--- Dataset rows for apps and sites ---
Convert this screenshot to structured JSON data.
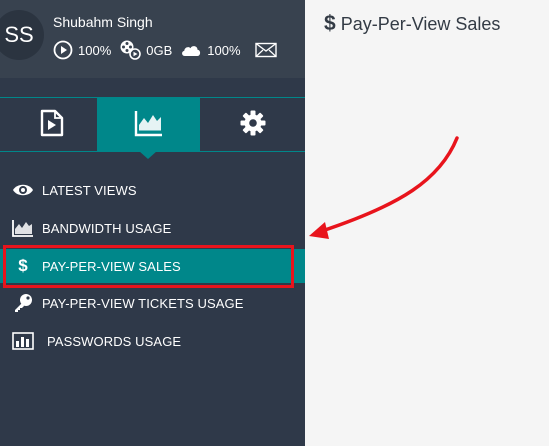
{
  "user": {
    "initials": "SS",
    "name": "Shubahm Singh",
    "video_quota": "100%",
    "bandwidth": "0GB",
    "storage": "100%"
  },
  "tabs": [
    {
      "name": "videos",
      "icon": "play-file-icon",
      "active": false
    },
    {
      "name": "analytics",
      "icon": "area-chart-icon",
      "active": true
    },
    {
      "name": "settings",
      "icon": "gear-icon",
      "active": false
    }
  ],
  "menu": {
    "items": [
      {
        "label": "LATEST VIEWS",
        "icon": "eye-icon",
        "active": false
      },
      {
        "label": "BANDWIDTH USAGE",
        "icon": "area-chart-icon",
        "active": false
      },
      {
        "label": "PAY-PER-VIEW SALES",
        "icon": "dollar-icon",
        "active": true
      },
      {
        "label": "PAY-PER-VIEW TICKETS USAGE",
        "icon": "key-icon",
        "active": false
      },
      {
        "label": "PASSWORDS USAGE",
        "icon": "bar-chart-icon",
        "active": false
      }
    ]
  },
  "main": {
    "title_icon": "$",
    "title": "Pay-Per-View Sales"
  },
  "colors": {
    "sidebar_bg": "#2f3949",
    "profile_bg": "#38424f",
    "accent": "#00878a",
    "annotation_red": "#e8141c",
    "content_bg": "#f5f5f5"
  }
}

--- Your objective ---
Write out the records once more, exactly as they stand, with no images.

--- Final answer ---
Convert this screenshot to structured JSON data.
{
  "user": {
    "initials": "SS",
    "name": "Shubahm Singh",
    "video_quota": "100%",
    "bandwidth": "0GB",
    "storage": "100%"
  },
  "tabs": [
    {
      "name": "videos",
      "icon": "play-file-icon",
      "active": false
    },
    {
      "name": "analytics",
      "icon": "area-chart-icon",
      "active": true
    },
    {
      "name": "settings",
      "icon": "gear-icon",
      "active": false
    }
  ],
  "menu": {
    "items": [
      {
        "label": "LATEST VIEWS",
        "icon": "eye-icon",
        "active": false
      },
      {
        "label": "BANDWIDTH USAGE",
        "icon": "area-chart-icon",
        "active": false
      },
      {
        "label": "PAY-PER-VIEW SALES",
        "icon": "dollar-icon",
        "active": true
      },
      {
        "label": "PAY-PER-VIEW TICKETS USAGE",
        "icon": "key-icon",
        "active": false
      },
      {
        "label": "PASSWORDS USAGE",
        "icon": "bar-chart-icon",
        "active": false
      }
    ]
  },
  "main": {
    "title_icon": "$",
    "title": "Pay-Per-View Sales"
  },
  "colors": {
    "sidebar_bg": "#2f3949",
    "profile_bg": "#38424f",
    "accent": "#00878a",
    "annotation_red": "#e8141c",
    "content_bg": "#f5f5f5"
  }
}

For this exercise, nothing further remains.